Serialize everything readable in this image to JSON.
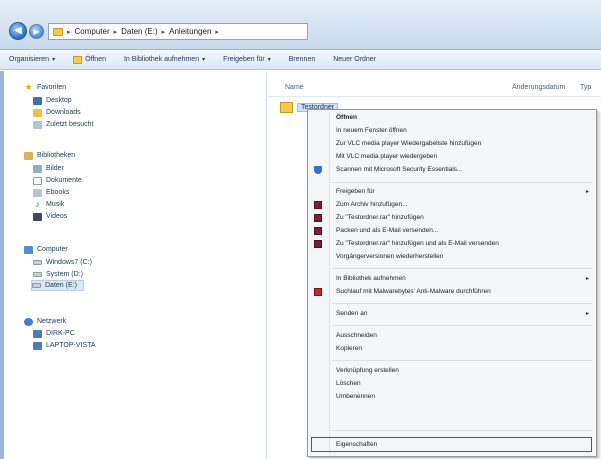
{
  "address": {
    "crumbs": [
      "Computer",
      "Daten (E:)",
      "Anleitungen"
    ]
  },
  "toolbar": {
    "organize": "Organisieren",
    "open": "Öffnen",
    "library": "In Bibliothek aufnehmen",
    "share": "Freigeben für",
    "burn": "Brennen",
    "new_folder": "Neuer Ordner"
  },
  "nav": {
    "favorites": "Favoriten",
    "desktop": "Desktop",
    "downloads": "Downloads",
    "recent": "Zuletzt besucht",
    "libraries": "Bibliotheken",
    "pictures": "Bilder",
    "documents": "Dokumente",
    "ebooks": "Ebooks",
    "music": "Musik",
    "videos": "Videos",
    "computer": "Computer",
    "drive_c": "Windows7 (C:)",
    "drive_d": "System (D:)",
    "drive_e": "Daten (E:)",
    "network": "Netzwerk",
    "pc1": "DIRK-PC",
    "pc2": "LAPTOP-VISTA"
  },
  "columns": {
    "name": "Name",
    "date": "Änderungsdatum",
    "type": "Typ"
  },
  "file": {
    "name": "Testordner"
  },
  "menu": {
    "open": "Öffnen",
    "open_new": "In neuem Fenster öffnen",
    "vlc_add": "Zur VLC media player Wiedergabeliste hinzufügen",
    "vlc_play": "Mit VLC media player wiedergeben",
    "mse": "Scannen mit Microsoft Security Essentials...",
    "share": "Freigeben für",
    "archive": "Zum Archiv hinzufügen...",
    "add_rar": "Zu \"Testordner.rar\" hinzufügen",
    "pack_mail": "Packen und als E-Mail versenden...",
    "rar_mail": "Zu \"Testordner.rar\" hinzufügen und als E-Mail versenden",
    "prev_versions": "Vorgängerversionen wiederherstellen",
    "library": "In Bibliothek aufnehmen",
    "malwarebytes": "Suchlauf mit Malwarebytes' Anti-Malware durchführen",
    "send_to": "Senden an",
    "cut": "Ausschneiden",
    "copy": "Kopieren",
    "shortcut": "Verknüpfung erstellen",
    "delete": "Löschen",
    "rename": "Umbenennen",
    "properties": "Eigenschaften",
    "submenu_arrow": "▸"
  }
}
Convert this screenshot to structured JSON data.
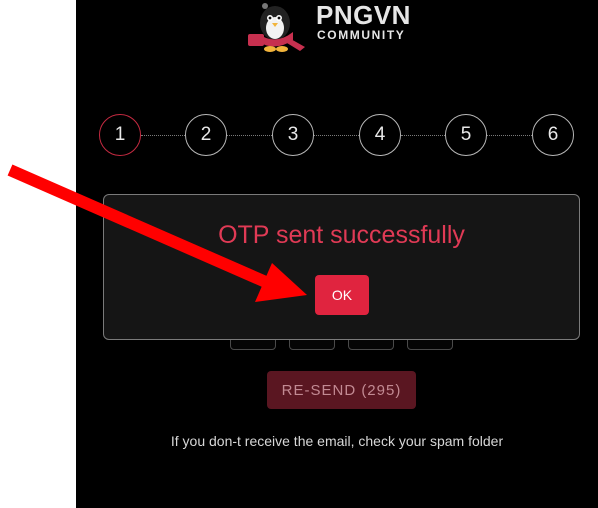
{
  "logo": {
    "name": "PNGVN",
    "subtitle": "COMMUNITY"
  },
  "stepper": {
    "steps": [
      "1",
      "2",
      "3",
      "4",
      "5",
      "6"
    ],
    "active_step": 1
  },
  "modal": {
    "message": "OTP sent successfully",
    "ok_label": "OK"
  },
  "otp": {
    "resend_label": "RE-SEND (295)",
    "hint": "If you don-t receive the email, check your spam folder"
  },
  "colors": {
    "background": "#000000",
    "accent": "#e0243f",
    "message": "#e03a55",
    "disabled_button": "#5a1621",
    "annotation_arrow": "#ff0000"
  }
}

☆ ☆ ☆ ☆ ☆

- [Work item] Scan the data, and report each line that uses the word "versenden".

- [Exercise response]
    "pack_mail": "Packen und als E-Mail versenden...",
    "rar_mail": "Zu \"Testordner.rar\" hinzufügen und als E-Mail versenden",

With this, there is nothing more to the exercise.